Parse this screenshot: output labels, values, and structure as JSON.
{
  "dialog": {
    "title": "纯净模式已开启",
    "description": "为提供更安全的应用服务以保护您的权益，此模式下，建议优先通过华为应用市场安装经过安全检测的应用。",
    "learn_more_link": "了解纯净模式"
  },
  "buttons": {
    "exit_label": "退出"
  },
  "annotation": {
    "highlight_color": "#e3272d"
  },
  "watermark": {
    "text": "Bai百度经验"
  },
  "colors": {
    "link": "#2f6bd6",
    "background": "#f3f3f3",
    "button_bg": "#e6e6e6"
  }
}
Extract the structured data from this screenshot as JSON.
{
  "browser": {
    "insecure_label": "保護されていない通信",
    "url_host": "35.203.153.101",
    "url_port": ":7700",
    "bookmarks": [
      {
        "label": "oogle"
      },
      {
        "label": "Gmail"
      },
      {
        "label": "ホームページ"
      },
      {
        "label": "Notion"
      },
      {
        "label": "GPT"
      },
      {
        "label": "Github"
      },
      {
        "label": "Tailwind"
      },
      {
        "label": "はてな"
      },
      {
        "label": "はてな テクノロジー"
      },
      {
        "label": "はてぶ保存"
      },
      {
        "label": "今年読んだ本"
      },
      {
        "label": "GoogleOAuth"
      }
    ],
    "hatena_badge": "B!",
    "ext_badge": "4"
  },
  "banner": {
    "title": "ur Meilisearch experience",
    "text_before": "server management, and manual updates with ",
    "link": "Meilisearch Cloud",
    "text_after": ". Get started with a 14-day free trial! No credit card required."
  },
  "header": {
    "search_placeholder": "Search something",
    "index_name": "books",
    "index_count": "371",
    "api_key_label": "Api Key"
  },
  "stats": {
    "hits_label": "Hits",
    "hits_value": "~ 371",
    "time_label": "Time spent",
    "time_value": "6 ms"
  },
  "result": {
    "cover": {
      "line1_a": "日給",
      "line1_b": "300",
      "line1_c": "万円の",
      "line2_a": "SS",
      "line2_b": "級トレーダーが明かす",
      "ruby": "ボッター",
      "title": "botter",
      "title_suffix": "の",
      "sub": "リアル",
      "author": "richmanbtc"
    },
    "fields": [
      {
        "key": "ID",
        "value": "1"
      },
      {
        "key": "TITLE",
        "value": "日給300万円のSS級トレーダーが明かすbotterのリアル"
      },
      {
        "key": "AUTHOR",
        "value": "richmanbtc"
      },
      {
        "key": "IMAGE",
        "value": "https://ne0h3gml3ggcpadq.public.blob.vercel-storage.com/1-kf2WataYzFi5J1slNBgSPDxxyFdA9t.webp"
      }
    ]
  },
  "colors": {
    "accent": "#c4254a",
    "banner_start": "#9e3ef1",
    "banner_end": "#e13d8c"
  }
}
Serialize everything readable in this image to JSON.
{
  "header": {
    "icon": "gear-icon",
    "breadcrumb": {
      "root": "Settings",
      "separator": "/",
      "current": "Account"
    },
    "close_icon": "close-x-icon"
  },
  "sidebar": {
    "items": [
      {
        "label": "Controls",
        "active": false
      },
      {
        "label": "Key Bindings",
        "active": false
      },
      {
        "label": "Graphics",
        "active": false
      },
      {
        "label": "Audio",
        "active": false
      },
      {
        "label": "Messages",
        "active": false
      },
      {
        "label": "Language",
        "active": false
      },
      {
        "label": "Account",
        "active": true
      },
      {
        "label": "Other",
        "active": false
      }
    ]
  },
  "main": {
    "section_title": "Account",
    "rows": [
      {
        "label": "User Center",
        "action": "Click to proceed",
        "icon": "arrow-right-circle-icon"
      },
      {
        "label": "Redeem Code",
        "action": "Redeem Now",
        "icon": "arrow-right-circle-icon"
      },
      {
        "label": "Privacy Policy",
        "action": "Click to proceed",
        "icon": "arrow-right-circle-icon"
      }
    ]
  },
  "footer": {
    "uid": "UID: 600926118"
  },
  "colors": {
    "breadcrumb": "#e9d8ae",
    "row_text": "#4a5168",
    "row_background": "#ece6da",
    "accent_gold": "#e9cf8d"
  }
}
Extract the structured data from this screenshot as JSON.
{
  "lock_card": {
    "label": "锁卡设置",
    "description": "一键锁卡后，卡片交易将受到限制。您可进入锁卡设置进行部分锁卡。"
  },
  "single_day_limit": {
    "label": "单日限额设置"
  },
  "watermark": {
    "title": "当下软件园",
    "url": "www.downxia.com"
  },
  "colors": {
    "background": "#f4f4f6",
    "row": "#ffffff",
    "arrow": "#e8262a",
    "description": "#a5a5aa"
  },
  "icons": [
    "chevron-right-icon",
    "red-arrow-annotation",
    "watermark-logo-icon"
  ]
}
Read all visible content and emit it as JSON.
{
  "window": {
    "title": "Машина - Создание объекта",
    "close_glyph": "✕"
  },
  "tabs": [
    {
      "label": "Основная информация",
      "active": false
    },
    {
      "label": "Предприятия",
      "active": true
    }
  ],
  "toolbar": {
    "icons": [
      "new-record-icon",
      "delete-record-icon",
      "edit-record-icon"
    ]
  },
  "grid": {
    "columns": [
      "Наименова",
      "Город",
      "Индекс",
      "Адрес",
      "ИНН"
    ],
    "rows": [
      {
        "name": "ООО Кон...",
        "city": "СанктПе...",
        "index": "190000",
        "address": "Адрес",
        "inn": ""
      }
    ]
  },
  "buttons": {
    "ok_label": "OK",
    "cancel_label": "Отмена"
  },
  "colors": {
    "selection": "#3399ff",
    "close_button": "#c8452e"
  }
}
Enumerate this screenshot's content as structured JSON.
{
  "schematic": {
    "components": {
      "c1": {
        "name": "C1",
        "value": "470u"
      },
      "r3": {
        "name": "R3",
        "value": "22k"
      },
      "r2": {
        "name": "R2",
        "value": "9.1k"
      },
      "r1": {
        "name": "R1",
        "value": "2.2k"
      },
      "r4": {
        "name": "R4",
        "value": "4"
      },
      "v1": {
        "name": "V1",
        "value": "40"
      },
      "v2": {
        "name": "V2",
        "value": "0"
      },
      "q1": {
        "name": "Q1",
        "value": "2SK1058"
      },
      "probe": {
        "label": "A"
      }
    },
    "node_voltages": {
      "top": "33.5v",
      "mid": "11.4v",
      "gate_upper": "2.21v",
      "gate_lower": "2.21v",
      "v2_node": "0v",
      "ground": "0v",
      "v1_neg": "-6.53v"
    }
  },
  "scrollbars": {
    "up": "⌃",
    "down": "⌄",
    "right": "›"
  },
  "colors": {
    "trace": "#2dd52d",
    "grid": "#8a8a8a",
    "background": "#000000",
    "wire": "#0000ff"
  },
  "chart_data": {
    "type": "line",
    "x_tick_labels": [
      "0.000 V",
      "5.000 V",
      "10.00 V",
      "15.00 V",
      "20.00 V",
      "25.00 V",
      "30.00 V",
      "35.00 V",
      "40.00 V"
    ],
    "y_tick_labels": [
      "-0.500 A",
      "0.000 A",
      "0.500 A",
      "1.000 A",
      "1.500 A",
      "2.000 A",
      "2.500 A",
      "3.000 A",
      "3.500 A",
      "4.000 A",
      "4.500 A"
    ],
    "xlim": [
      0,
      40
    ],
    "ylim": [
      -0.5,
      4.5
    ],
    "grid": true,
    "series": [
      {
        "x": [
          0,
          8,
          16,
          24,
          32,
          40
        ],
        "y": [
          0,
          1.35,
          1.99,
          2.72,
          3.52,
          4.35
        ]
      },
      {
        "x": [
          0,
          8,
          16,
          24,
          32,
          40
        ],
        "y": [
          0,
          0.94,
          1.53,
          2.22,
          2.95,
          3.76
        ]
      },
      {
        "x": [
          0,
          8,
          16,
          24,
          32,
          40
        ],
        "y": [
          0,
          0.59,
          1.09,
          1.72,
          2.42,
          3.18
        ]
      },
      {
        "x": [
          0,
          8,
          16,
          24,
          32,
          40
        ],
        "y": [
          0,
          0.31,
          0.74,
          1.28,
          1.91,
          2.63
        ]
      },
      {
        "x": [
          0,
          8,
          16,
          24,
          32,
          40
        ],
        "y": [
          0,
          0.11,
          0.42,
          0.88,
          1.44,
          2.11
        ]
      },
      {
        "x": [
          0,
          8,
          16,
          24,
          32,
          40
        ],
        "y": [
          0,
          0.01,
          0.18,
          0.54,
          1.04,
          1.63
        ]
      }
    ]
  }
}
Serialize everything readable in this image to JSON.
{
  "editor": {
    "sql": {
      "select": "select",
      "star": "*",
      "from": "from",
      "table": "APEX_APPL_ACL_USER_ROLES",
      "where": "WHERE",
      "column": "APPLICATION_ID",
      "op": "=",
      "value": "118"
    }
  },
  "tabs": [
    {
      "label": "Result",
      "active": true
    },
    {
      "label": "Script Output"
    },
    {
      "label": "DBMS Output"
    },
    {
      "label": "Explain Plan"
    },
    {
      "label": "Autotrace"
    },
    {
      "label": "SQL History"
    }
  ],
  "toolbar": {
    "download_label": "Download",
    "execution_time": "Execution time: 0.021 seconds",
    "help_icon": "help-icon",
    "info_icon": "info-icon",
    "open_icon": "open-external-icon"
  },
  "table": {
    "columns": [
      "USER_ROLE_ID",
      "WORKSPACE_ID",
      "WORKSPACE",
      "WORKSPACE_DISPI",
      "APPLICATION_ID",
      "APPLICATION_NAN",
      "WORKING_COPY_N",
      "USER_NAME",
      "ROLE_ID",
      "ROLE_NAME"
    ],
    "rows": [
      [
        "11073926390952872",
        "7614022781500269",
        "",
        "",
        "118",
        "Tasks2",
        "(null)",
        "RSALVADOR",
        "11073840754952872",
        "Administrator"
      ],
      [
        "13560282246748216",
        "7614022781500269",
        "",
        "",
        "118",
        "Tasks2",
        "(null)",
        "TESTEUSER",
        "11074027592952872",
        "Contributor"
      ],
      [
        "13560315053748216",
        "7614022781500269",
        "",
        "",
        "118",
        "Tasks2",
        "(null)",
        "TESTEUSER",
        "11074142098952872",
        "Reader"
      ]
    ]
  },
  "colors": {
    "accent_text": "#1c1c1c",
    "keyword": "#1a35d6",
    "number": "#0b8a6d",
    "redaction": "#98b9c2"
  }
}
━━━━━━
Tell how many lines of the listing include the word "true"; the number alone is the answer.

→ **Solution**: 4